Here's a prediction: the new most powerful voting block in America will soon be called Facebook Moms. Facebook Moms will replace Mama Grizzlies, who replaced NASCAR Dads, who replaced Soccer Moms.
Of course, Mama Grizzlies are female candidates endorsed by Sarah Palin in the 2010 U.S. midterm elections. Soccer Moms were middle-class, middle-aged, minivan driving women considered key in President Clinton's 1996 victory over Bob Dole.
Eight years later, in the 2004 election between George Bush and John Kerry, NASCAR Dads -- small-town, conservative, middle-aged, blue-collar white men - were the crucial swing vote.
Why will 2012 be the year of the Facebook Mom? Because there are lots of them and they know how to leverage social media. They know how to scale their influence in ways Soccer Moms and NASCAR Dads didn't.
Lest you scoff at the notion, one new study from the NPD Group reveals that 79% of all U.S. moms with children under the age of 18 are active on social media. Another new survey conducted for a greeting card company finds that women over 40 have up to four times as many Facebook friends as their children.
The studies found that these middle-age mothers were able to connect with not only their own friends but also friends of their co-workers, their children's friends, parents of their children's friends, and even their own parents. The result is a diverse and potentially powerful social sphere that encompasses different age groups and genders.
So the question is, how do they use this social power? How do they wield their growing influence? So far, it's primarily to inform purchasing decisions. The NPD study found that 40% of moms who purchase something because of what they read online said that the recommendation that drove them to purchase came from Facebook.

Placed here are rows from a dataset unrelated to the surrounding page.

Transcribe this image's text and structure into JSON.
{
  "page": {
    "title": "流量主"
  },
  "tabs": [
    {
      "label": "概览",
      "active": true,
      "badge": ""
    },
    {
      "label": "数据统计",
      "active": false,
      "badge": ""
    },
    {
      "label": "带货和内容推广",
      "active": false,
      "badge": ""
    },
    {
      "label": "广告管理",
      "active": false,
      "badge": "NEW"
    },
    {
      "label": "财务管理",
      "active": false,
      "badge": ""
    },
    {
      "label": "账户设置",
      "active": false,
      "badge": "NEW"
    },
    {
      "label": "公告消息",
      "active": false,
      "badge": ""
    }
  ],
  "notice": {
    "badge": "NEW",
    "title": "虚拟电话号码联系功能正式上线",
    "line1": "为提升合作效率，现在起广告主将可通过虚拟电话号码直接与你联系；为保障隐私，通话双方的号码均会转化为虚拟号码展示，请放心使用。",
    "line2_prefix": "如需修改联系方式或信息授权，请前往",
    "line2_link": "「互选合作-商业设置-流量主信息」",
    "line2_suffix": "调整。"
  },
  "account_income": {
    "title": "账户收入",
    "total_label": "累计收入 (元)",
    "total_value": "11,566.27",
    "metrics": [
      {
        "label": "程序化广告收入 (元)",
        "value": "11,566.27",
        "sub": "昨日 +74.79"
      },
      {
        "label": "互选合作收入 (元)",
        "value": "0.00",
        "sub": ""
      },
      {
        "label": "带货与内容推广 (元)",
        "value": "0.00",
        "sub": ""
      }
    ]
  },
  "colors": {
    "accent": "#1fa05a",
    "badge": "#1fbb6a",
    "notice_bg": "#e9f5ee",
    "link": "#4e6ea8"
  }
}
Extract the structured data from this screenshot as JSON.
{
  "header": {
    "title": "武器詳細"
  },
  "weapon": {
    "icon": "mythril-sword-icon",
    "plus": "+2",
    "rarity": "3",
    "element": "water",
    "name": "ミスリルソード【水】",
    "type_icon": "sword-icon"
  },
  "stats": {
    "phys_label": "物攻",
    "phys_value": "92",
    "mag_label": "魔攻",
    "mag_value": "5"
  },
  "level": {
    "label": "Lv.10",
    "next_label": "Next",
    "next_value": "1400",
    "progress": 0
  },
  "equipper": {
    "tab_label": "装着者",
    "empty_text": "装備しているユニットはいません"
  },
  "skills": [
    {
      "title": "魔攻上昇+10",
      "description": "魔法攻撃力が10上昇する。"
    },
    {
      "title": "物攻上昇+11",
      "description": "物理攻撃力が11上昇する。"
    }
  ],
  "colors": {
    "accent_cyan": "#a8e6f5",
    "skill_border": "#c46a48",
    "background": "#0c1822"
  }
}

The greeting card study identifies six different categories of women over 40 on Facebook. The two largest groups are "Feel-Gooders," those who simply enjoy the community spirit of Facebook, and "Do-Gooders," those use the social networking site to raise awareness of a campaign or cause. These are the groups that have the potential to swing the 2012 election. They not only have far more virtual friends than other groups; they know how to leverage them. They are rapidly becoming sophisticated influencers of opinion.
So how many Facebook Moms are there? How large is the influencer group we're talking about? The 35-54 age group is the fastest growing demographic on Facebook and now represents 30 percent of the entire 500 million+ user base. How's that for potential political power? Win the Facebook Moms and you win the 2012 election.

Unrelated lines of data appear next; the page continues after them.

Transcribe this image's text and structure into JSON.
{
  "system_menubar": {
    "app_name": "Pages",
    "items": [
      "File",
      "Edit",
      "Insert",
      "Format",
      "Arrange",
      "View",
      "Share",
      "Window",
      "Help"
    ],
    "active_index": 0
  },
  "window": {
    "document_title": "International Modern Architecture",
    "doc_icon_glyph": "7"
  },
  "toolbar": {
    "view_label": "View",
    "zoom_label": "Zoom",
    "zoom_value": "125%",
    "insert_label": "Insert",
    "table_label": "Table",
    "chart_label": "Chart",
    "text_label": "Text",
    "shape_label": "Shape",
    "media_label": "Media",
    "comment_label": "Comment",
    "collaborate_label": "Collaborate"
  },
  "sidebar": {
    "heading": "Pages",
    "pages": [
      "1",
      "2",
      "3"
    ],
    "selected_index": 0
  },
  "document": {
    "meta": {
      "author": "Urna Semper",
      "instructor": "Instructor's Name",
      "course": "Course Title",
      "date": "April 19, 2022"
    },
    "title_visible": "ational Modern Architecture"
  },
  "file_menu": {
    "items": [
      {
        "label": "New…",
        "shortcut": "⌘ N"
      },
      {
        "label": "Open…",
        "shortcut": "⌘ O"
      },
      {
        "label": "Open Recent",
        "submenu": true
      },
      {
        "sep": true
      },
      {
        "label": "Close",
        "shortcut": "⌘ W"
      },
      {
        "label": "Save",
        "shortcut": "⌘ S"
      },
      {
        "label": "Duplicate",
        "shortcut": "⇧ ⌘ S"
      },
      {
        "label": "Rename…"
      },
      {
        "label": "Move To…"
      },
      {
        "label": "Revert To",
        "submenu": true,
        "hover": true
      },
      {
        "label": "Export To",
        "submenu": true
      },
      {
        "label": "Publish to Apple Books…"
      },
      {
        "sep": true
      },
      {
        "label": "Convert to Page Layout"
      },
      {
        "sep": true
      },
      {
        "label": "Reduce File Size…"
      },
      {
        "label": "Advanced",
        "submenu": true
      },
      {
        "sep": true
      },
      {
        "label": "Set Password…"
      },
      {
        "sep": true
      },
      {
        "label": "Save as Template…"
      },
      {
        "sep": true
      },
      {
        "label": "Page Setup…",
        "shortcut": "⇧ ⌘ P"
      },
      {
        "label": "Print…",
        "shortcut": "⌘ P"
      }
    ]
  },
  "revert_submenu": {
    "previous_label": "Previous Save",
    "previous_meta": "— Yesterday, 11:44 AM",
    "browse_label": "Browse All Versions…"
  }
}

Note to HuffPost readers: There's a revolution underway, and it's good news for everybody of every age! It's never too late to achieve your dreams. It's never too late to give back to your community and leave a meaningful legacy. It's not about age. It's about attitude. Join the revolution. Confront ageism and fight the stereotypes of age. Watch "Growing Bolder" on PBS stations coast to coast and connect with me on Facebook, LinkedIn and Twitter.
Follow Marc Middleton on Twitter: www.twitter.com/MarcMiddleton